Helen, our tenacious central speaker, is in the last stages of an aggressive cancer. She’s told again and again the disease is surmountable, though her body and test results offer little support of such optimism. Helen’s hatched but ultimately unnecessary plan to end her own life is a kind of open secret in our story. “The nightstand holds her medicines. Only she calls them her potions. There is the half-empty glass of water flanked by the pill bottles. Surrounded. Give up. Take me now. Who cares about the order of things?” Schutzer is careful to place us there with Helen, making us feel the wash of time spent in an ailing body.
Sammy, Helen’s daughter and caretaker, remains in denial about her mother’s diagnosis, turning her attention to the dailyness of providing for Helen. The short vignette-like chapters, wind around Sammy and her lover, Avery’s, relationship, their fissured response to Helen’s illness— here, an excerpt from a Sammy chapter: “That’s the AND that Avery is all about. It is a word of give and take and understanding. Sammy starts to cry again. She pushes herself up off the floor onto her knees.Her nose drips. Her toes are still cold. She’ll have to enter the garage soon. And then what? She’ll have to find Avery and tell her, you’re right, my mom is dying. And she’ll have to go to her mom and allow her to die.”

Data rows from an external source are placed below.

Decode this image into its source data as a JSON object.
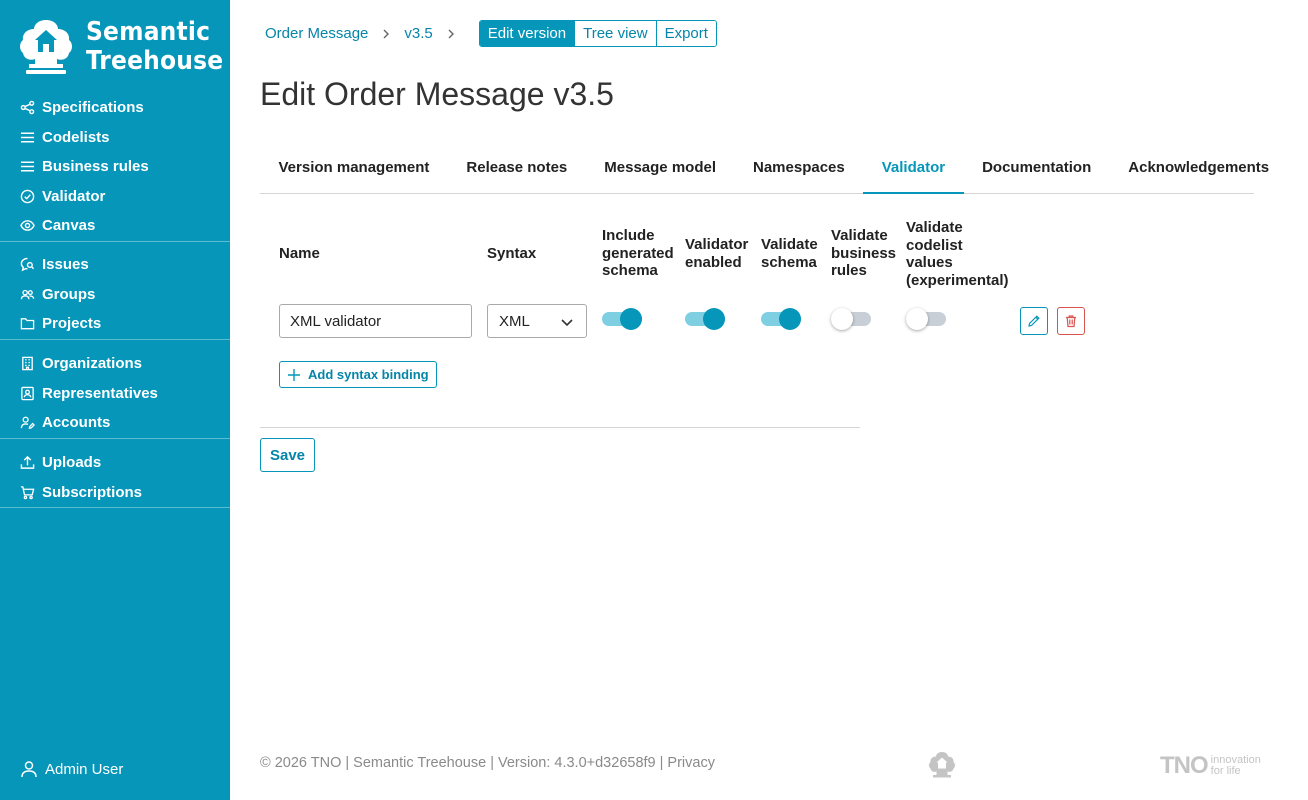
{
  "brand": {
    "line1": "Semantic",
    "line2": "Treehouse"
  },
  "sidebar": {
    "groups": [
      {
        "items": [
          {
            "label": "Specifications",
            "icon": "share-icon"
          },
          {
            "label": "Codelists",
            "icon": "list-icon"
          },
          {
            "label": "Business rules",
            "icon": "list-icon"
          },
          {
            "label": "Validator",
            "icon": "check-circle-icon"
          },
          {
            "label": "Canvas",
            "icon": "eye-icon"
          }
        ]
      },
      {
        "items": [
          {
            "label": "Issues",
            "icon": "chat-search-icon"
          },
          {
            "label": "Groups",
            "icon": "people-icon"
          },
          {
            "label": "Projects",
            "icon": "folder-icon"
          }
        ]
      },
      {
        "items": [
          {
            "label": "Organizations",
            "icon": "building-icon"
          },
          {
            "label": "Representatives",
            "icon": "id-card-icon"
          },
          {
            "label": "Accounts",
            "icon": "user-edit-icon"
          }
        ]
      },
      {
        "items": [
          {
            "label": "Uploads",
            "icon": "upload-icon"
          },
          {
            "label": "Subscriptions",
            "icon": "cart-icon"
          }
        ]
      }
    ],
    "user": "Admin User"
  },
  "breadcrumb": {
    "items": [
      "Order Message",
      "v3.5"
    ],
    "actions": [
      "Edit version",
      "Tree view",
      "Export"
    ],
    "active_action": "Edit version"
  },
  "page_title": "Edit Order Message v3.5",
  "tabs": [
    "Version management",
    "Release notes",
    "Message model",
    "Namespaces",
    "Validator",
    "Documentation",
    "Acknowledgements"
  ],
  "active_tab": "Validator",
  "validator_table": {
    "headers": {
      "name": "Name",
      "syntax": "Syntax",
      "include_generated_schema": "Include generated schema",
      "validator_enabled": "Validator enabled",
      "validate_schema": "Validate schema",
      "validate_business_rules": "Validate business rules",
      "validate_codelist_values": "Validate codelist values (experimental)"
    },
    "row": {
      "name": "XML validator",
      "syntax": "XML",
      "include_generated_schema": true,
      "validator_enabled": true,
      "validate_schema": true,
      "validate_business_rules": false,
      "validate_codelist_values": false
    }
  },
  "add_binding_label": "Add syntax binding",
  "save_label": "Save",
  "footer": "© 2026 TNO | Semantic Treehouse | Version: 4.3.0+d32658f9 | Privacy",
  "tno": {
    "mark": "TNO",
    "tag1": "innovation",
    "tag2": "for life"
  },
  "colors": {
    "primary": "#0596b9",
    "danger": "#d9534f"
  }
}
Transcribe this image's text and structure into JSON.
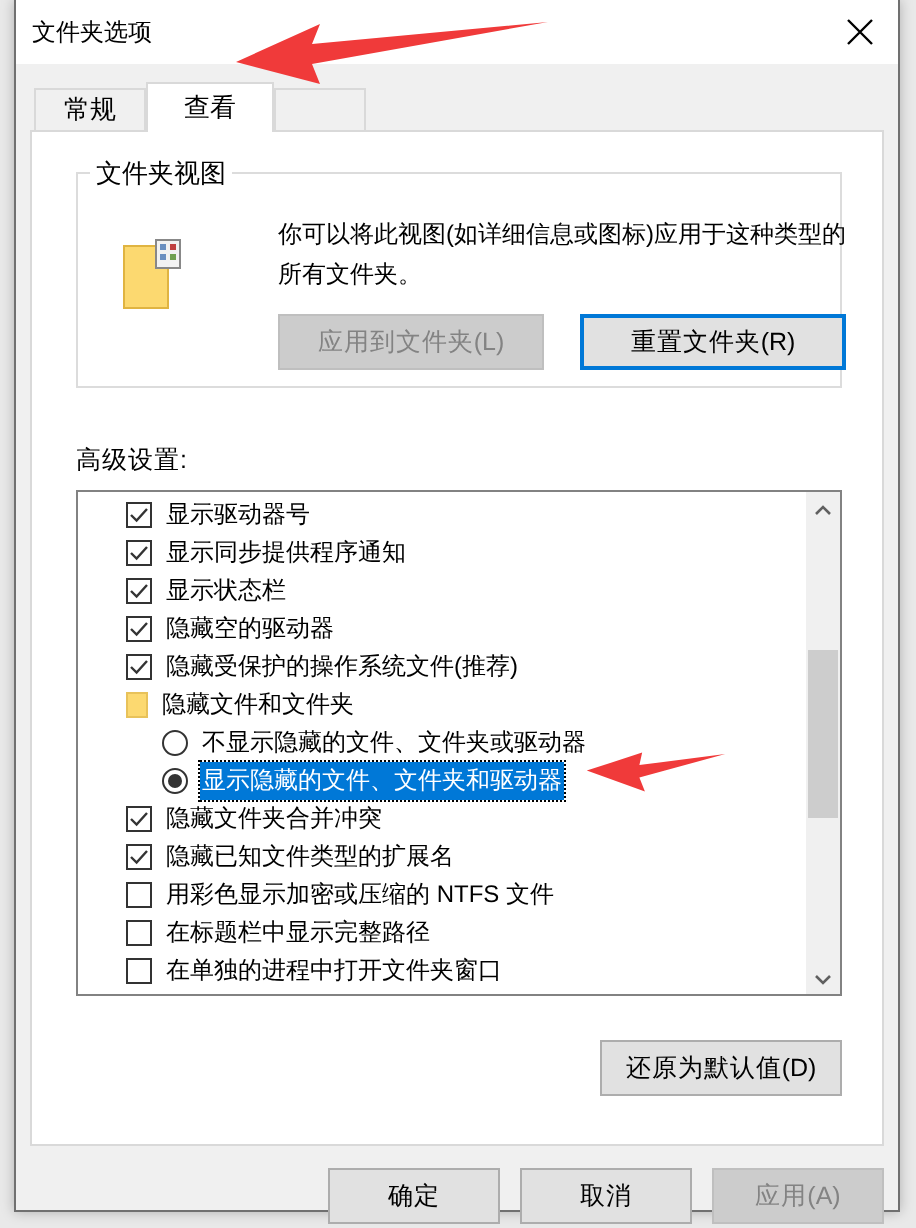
{
  "window": {
    "title": "文件夹选项"
  },
  "tabs": [
    {
      "label": "常规",
      "selected": false
    },
    {
      "label": "查看",
      "selected": true
    },
    {
      "selected": false
    }
  ],
  "folder_views": {
    "title": "文件夹视图",
    "description": "你可以将此视图(如详细信息或图标)应用于这种类型的所有文件夹。",
    "buttons": [
      {
        "label": "应用到文件夹(L)",
        "disabled": true,
        "default": false
      },
      {
        "label": "重置文件夹(R)",
        "disabled": false,
        "default": true
      }
    ]
  },
  "advanced": {
    "label": "高级设置:",
    "items": [
      {
        "kind": "checkbox",
        "label": "显示驱动器号",
        "checked": true
      },
      {
        "kind": "checkbox",
        "label": "显示同步提供程序通知",
        "checked": true
      },
      {
        "kind": "checkbox",
        "label": "显示状态栏",
        "checked": true
      },
      {
        "kind": "checkbox",
        "label": "隐藏空的驱动器",
        "checked": true
      },
      {
        "kind": "checkbox",
        "label": "隐藏受保护的操作系统文件(推荐)",
        "checked": true
      },
      {
        "kind": "folder",
        "label": "隐藏文件和文件夹",
        "children": [
          {
            "kind": "radio",
            "label": "不显示隐藏的文件、文件夹或驱动器",
            "selected": false
          },
          {
            "kind": "radio",
            "label": "显示隐藏的文件、文件夹和驱动器",
            "selected": true
          }
        ]
      },
      {
        "kind": "checkbox",
        "label": "隐藏文件夹合并冲突",
        "checked": true
      },
      {
        "kind": "checkbox",
        "label": "隐藏已知文件类型的扩展名",
        "checked": true
      },
      {
        "kind": "checkbox",
        "label": "用彩色显示加密或压缩的 NTFS 文件",
        "checked": false
      },
      {
        "kind": "checkbox",
        "label": "在标题栏中显示完整路径",
        "checked": false
      },
      {
        "kind": "checkbox",
        "label": "在单独的进程中打开文件夹窗口",
        "checked": false
      }
    ],
    "restore_button": "还原为默认值(D)"
  },
  "buttons": [
    {
      "label": "确定",
      "disabled": false
    },
    {
      "label": "取消",
      "disabled": false
    },
    {
      "label": "应用(A)",
      "disabled": true
    }
  ]
}
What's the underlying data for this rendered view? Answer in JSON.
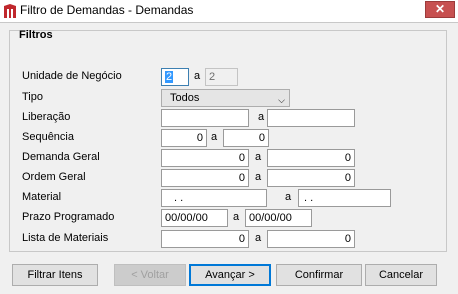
{
  "window": {
    "title": "Filtro de Demandas - Demandas",
    "close_label": "✕",
    "brand_color": "#c0272d"
  },
  "filters": {
    "title": "Filtros",
    "unidade": {
      "label": "Unidade de Negócio",
      "from": "2",
      "sep": "a",
      "to": "2"
    },
    "tipo": {
      "label": "Tipo",
      "value": "Todos"
    },
    "liberacao": {
      "label": "Liberação",
      "from": "",
      "sep": "a",
      "to": ""
    },
    "sequencia": {
      "label": "Sequência",
      "from": "0",
      "sep": "a",
      "to": "0"
    },
    "demanda_geral": {
      "label": "Demanda Geral",
      "from": "0",
      "sep": "a",
      "to": "0"
    },
    "ordem_geral": {
      "label": "Ordem Geral",
      "from": "0",
      "sep": "a",
      "to": "0"
    },
    "material": {
      "label": "Material",
      "from": ". .",
      "sep": "a",
      "to": ". ."
    },
    "prazo": {
      "label": "Prazo Programado",
      "from": "00/00/00",
      "sep": "a",
      "to": "00/00/00"
    },
    "lista": {
      "label": "Lista de Materiais",
      "from": "0",
      "sep": "a",
      "to": "0"
    }
  },
  "buttons": {
    "filtrar": "Filtrar Itens",
    "voltar": "< Voltar",
    "avancar": "Avançar >",
    "confirmar": "Confirmar",
    "cancelar": "Cancelar"
  }
}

Helen’s family of origin, is another narrative thread, coming back into her life, uninvited, after many years of absence. Joe, another of Helen’s caretakers, figures prominently as her chosen family, reminding us that family is what we say it is.
The big strength of Spheres of Disturbance, (other than the pleasure and height of Schutzer’s language, a lyricism we find when a poet writes a novel) is its network like mode of storytelling—these short chapters achieve a facet like quality—light from different angles, illuminating a stone. The form of the novel illustrates the interconnectivity of Helen’s community, brought together by a garage sale in the course of one day. We watch those who love her rise and fail for Helen, trying in their ways, to support her.
I had a big reaction to this novel. I finished it in the house of a friend and wept openly in front of her basset hound at my feet— for the beauty of it, for the questions it raised in me: when I come to the end of my life, what will I relish, what will I regret, who will care for me? To have children or not to have children? This story, especially for queers (I don’t love this word and lack a better one that means all of us), disturbs our ideas about the end of our lives, about how death goes—it invites us to ask ourselves what we want, for our lives and our deaths.
Spheres of Disturbance
by Amy Schutzer
Paperback, 9780989036115, 277 pp.